It has taken years and hundreds of plays from scrimmage to unite two Florida men in the Jets' secondary: Marcus Maye from the University of Florida and Lamarcus Joyner from Florida State.
"I told him, when I think about it, I've never been on the field with a Seminole," the Gator Maye told Eric Allen in his "2-Minute Drill" segment on nyjets.com, referring to his new teammate at safety. "It was weird, but we're doing well, communicating, getting better each day. We're excited to work with each other. I'm learning from him, picking his brain
"He can come down and make plays. I haven't seen many guys tackle and run the way he does with no hesitation. He can play deep in the box, and there's a number of things we can do."
Joyner (5-8, 185) played the past two seasons with the Raiders, registering 115 tackles, 8 PDs and 9 TFLs while appearing in 28 games and making 16 starts. Last season, Joyner finished with 66 tackles, 6 TFLs and 5 PDs. During Saturday night's scrimmage at MetLife Stadium, Joyner's PD of a Zach Wilson pass served as an assist on a C.J. Mosley INT and Joyner had another PD that he nearly came down with himself.
It's no secret that Maye, 28, the longest-tenured Jets player who is playing the 2021 NFL season on the franchise tag, will continue to be a key player in the Green & White's secondary.
The former second-round pick is coming off his best season. Maye started all 16 games, intercepted 2 passes, recorded 2 sacks and forced 2 fumbles. He was a captain and was voted the Jets' MVP.
"Marcus is a professional. He's been playing for a while ... so he's been through it," HC Robert Saleh said. "He's seen the business side of it. And just like every player, he's got full control over the way he shows up to work every single day and he's got full control over what he puts on tape, and what he's put on tape is pretty good."
With a new coaching staff and a new scheme, in many ways, the Jets' defense will be following the lead of No. 20.
"There are a lot of great guys in this league, and I feel like I'm right there with all of them," Maye said.

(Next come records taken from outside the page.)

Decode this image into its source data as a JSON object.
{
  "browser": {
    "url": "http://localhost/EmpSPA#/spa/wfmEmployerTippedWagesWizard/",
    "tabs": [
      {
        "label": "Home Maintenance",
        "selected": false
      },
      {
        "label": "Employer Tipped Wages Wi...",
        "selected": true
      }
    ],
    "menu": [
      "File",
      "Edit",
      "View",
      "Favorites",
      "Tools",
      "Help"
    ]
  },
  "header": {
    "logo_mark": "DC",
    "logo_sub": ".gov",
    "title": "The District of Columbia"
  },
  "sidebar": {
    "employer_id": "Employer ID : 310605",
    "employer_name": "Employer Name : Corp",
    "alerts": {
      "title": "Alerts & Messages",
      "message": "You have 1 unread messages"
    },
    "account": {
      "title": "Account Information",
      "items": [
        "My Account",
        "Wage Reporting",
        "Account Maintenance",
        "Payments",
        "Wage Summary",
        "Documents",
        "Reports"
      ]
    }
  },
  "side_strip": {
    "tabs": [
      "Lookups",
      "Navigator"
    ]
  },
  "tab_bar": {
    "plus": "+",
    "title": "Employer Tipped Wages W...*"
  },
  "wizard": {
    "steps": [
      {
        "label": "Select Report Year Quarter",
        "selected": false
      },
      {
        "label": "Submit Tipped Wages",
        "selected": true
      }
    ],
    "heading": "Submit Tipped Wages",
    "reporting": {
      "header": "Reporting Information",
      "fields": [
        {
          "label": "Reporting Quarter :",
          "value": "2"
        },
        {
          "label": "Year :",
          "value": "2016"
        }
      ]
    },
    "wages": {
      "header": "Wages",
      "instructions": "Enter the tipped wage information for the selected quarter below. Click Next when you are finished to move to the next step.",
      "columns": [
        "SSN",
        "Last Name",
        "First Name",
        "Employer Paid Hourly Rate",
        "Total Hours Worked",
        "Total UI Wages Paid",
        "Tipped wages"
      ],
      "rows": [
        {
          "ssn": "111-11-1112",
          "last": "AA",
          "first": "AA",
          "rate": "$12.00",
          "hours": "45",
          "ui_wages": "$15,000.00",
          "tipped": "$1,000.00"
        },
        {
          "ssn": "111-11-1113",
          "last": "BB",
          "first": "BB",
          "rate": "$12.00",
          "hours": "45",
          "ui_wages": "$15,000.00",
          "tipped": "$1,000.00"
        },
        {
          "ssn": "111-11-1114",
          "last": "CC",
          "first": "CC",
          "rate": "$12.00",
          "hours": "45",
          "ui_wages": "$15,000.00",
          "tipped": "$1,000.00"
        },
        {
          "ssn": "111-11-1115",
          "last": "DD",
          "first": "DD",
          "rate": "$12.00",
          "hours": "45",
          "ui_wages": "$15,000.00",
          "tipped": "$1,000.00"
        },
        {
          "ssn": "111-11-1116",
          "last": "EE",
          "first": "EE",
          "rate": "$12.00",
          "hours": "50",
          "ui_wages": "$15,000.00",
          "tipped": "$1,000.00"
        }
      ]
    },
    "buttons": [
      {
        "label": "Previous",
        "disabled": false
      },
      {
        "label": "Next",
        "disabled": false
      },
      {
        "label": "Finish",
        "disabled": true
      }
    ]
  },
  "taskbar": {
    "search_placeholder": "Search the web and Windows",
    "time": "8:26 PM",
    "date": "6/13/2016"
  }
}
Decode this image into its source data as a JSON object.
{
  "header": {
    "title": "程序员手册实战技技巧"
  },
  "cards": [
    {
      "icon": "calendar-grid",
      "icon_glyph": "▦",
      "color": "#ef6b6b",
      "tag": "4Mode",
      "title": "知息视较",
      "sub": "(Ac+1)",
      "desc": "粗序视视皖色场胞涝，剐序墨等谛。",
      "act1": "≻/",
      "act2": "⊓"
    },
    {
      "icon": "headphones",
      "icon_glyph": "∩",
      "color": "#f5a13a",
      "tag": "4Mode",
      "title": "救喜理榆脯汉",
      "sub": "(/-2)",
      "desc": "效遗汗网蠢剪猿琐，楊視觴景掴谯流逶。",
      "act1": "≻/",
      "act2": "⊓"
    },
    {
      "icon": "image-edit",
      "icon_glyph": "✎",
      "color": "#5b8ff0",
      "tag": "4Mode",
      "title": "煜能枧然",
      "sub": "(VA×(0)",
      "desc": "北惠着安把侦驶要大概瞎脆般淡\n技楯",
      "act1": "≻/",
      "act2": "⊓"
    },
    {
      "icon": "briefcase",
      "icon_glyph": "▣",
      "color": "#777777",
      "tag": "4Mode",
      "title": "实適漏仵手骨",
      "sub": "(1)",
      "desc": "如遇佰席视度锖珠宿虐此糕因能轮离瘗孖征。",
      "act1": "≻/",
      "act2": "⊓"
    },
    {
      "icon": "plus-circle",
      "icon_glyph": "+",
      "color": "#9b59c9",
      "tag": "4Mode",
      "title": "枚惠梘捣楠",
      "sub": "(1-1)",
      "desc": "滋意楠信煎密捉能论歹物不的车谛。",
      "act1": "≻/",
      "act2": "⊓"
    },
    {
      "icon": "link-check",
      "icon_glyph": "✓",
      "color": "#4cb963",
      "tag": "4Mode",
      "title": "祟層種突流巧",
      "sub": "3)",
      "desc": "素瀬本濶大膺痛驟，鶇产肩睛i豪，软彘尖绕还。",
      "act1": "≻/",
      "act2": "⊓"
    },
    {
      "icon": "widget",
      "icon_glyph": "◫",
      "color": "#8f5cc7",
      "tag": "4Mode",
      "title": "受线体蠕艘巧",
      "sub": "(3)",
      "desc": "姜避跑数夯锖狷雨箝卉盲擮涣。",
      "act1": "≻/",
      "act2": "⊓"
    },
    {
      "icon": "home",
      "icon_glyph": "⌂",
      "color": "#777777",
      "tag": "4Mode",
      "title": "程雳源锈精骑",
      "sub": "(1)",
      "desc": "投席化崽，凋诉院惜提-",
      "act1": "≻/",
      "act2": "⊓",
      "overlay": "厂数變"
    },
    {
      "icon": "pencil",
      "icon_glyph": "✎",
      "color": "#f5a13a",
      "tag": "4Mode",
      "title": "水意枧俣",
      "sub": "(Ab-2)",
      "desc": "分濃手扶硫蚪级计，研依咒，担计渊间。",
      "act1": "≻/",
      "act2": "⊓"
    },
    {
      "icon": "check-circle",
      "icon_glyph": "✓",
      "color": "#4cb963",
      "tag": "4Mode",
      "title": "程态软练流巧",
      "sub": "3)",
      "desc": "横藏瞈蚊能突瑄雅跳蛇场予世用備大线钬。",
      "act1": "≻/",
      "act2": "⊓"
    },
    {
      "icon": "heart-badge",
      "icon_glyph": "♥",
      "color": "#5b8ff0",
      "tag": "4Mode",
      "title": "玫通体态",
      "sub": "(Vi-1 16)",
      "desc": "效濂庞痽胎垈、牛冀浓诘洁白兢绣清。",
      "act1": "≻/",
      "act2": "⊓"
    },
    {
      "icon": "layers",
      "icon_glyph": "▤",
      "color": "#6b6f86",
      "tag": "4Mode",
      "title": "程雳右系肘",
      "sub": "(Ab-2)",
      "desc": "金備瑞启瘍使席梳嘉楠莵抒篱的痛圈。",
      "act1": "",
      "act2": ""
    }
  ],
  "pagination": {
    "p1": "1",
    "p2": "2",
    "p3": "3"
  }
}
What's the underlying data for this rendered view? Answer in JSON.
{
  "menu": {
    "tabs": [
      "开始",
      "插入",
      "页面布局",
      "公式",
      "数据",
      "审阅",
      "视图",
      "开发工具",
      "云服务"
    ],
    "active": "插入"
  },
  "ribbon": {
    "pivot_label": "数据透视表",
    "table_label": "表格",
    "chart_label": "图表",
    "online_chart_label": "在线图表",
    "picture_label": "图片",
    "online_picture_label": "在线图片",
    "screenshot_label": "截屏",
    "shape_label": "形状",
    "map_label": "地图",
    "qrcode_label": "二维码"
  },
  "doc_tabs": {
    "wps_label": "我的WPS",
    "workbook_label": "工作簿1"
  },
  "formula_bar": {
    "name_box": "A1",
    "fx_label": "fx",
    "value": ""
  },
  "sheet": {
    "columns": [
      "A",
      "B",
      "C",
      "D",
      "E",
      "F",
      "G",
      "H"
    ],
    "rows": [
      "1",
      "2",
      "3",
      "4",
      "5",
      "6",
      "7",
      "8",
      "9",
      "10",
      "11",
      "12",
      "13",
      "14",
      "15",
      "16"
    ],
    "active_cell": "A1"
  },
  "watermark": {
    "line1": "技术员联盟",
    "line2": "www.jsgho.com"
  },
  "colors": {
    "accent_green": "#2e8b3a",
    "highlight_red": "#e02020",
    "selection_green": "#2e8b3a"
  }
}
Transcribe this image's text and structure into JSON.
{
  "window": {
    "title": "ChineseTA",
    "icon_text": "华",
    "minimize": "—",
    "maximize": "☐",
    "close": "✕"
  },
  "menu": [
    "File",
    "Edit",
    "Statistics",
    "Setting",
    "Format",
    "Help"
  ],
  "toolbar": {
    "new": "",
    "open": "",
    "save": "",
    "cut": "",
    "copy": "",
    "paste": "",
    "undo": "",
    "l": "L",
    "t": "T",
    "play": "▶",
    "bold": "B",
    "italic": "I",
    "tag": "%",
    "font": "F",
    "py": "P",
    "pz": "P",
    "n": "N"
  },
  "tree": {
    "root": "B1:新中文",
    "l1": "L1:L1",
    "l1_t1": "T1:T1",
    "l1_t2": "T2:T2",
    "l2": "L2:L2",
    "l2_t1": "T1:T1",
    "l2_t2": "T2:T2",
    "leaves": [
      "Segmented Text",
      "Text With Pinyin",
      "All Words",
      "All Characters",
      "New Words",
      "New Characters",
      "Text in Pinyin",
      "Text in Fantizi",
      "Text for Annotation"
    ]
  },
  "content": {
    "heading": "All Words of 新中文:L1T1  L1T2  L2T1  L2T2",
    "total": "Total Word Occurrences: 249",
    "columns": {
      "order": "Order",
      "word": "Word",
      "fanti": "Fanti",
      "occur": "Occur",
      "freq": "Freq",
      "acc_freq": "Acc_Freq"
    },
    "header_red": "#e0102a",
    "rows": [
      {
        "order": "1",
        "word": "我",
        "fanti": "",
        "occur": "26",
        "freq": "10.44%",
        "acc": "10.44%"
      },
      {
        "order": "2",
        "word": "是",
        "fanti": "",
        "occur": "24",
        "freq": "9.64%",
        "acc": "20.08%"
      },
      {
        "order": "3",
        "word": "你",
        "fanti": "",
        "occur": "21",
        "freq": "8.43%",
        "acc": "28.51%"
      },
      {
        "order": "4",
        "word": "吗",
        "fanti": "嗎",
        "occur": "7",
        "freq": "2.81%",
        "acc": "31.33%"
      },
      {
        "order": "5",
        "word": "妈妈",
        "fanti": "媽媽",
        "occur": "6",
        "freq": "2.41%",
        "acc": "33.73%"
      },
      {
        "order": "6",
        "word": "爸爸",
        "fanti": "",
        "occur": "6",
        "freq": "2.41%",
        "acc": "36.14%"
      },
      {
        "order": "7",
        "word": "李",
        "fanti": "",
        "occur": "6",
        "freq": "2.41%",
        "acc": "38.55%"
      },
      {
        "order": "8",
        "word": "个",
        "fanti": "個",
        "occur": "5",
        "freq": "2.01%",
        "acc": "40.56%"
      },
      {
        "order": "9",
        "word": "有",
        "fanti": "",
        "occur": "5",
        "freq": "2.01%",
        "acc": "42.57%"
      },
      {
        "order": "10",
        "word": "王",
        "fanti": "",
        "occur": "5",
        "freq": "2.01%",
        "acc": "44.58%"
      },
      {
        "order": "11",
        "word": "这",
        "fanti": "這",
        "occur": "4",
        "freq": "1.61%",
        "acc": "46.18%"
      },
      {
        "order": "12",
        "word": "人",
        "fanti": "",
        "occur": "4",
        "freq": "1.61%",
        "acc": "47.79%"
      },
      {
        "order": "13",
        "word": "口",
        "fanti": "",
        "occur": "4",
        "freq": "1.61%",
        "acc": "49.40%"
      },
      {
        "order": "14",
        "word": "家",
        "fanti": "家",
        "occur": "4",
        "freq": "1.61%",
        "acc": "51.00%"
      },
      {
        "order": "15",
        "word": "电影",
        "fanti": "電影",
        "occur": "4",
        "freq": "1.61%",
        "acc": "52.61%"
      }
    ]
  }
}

DC Jeff Ulbrich on Jets' Run Game
The Jets' multi-pronged rushing attack earned a glowing endorsement last week -- from defensive coordinator Jeff Ulbrich.
He said that the running back by committee approach is "an absolute pain in the ass'' to prepare for and defend because of its complexity and the ever-changing personnel, and the varied running styles the RBs bring to the attack.
"There's something to it, that each guy brings a little something different to it," Ulbrich said of the offense now being fine-tuned by OC Mike LaFleur. "The system itself is the strain. There's this run game that is just, it's scientific. It's so deliberate in the way they do everything and the way they block, the way they climb, the way they scheme you, the way they target you, the whole thing. Their run game is exceptional. But then it's the play-pass that comes off that run game, that's where the explosives lie. Probably less that it's running back committee, it's more the system that's really challenging. The beauty of it is, this is as hard as it gets. For us to see it every single day is great for our defensive development."
As the Jets prepare for their first preseason game -- Saturday against the Giants -- Ulbrich is sending a not too subtle message to DCs around the league: Get ready.
"I would say the major thing, and the one thing that is absolutely critical within that offense as far as I'm concerned is, is speed," he said. "Guys that can really stress the edge. If you can get our guys really overreacting to the run, starting to cross over and go lateral, that's where the play-pass comes to life. Shots down the field, quarterback moving, whatever the case may be, it's really the speed of the guys, and they got that. Three of those, maybe four of those five guys have exceptional speed. Major strain, but it gets us better for sure."
See All of the Top Images from the Second Week of Practices at Jets Training Camp
Hold the Phone?
In many ways the NFL has its own language -- relatively new phrases like "red zone" to describe plays inside the 20-yard line. There are, however, some throwbacks that only mean something to folks of a certain age.
In Jets camp last week, HC Robert Saleh's reference to structures for communication that once occupied space on street corners throughout the U.S. elicited a novel question after he offered insight on wide receivers.
"It's different because in this [offensive] system, we are much tighter and we're more in a phone booth as wide receivers," Saleh said. "It's not just playing out in space and having easy releases and having wiggle room. There's a lot more fighting for leverage. ... Your lower half comes into play a heck of a lot more, especially when you're in a phone booth."
Next question: "Do the players ever ask what a phone booth is?"
Saleh's response, with a chuckle: "They don't. I hope they do [know what it is]."
Not only wide receivers get to see how many big men can fit in a phone booth, the description also applies to quarterbacks who find themselves in a shrinking pocket.
In these days of cellphones (and no dial tones), perhaps the only place that players ever will see a phone booth is in an "old" movie or on a trip to London. And what about a rotary dial? Don't ask.